Available data section start

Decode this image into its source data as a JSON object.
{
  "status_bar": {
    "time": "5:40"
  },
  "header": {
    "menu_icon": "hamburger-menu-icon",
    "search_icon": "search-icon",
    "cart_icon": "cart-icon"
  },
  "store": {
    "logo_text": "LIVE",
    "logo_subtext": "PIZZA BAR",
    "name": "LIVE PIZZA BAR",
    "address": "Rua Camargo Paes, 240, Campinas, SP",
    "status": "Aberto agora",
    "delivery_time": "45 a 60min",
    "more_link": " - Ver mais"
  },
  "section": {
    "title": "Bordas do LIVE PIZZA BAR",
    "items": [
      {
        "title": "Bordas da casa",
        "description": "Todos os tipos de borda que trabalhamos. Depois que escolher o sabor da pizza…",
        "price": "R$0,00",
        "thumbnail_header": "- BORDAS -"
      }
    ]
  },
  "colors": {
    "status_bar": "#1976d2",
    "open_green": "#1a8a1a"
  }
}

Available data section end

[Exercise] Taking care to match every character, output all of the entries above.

[Result of the task]
Decode this image into its source data as a JSON object.
{
  "status_bar": {
    "time": "5:40"
  },
  "header": {
    "menu_icon": "hamburger-menu-icon",
    "search_icon": "search-icon",
    "cart_icon": "cart-icon"
  },
  "store": {
    "logo_text": "LIVE",
    "logo_subtext": "PIZZA BAR",
    "name": "LIVE PIZZA BAR",
    "address": "Rua Camargo Paes, 240, Campinas, SP",
    "status": "Aberto agora",
    "delivery_time": "45 a 60min",
    "more_link": " - Ver mais"
  },
  "section": {
    "title": "Bordas do LIVE PIZZA BAR",
    "items": [
      {
        "title": "Bordas da casa",
        "description": "Todos os tipos de borda que trabalhamos. Depois que escolher o sabor da pizza…",
        "price": "R$0,00",
        "thumbnail_header": "- BORDAS -"
      }
    ]
  },
  "colors": {
    "status_bar": "#1976d2",
    "open_green": "#1a8a1a"
  }
}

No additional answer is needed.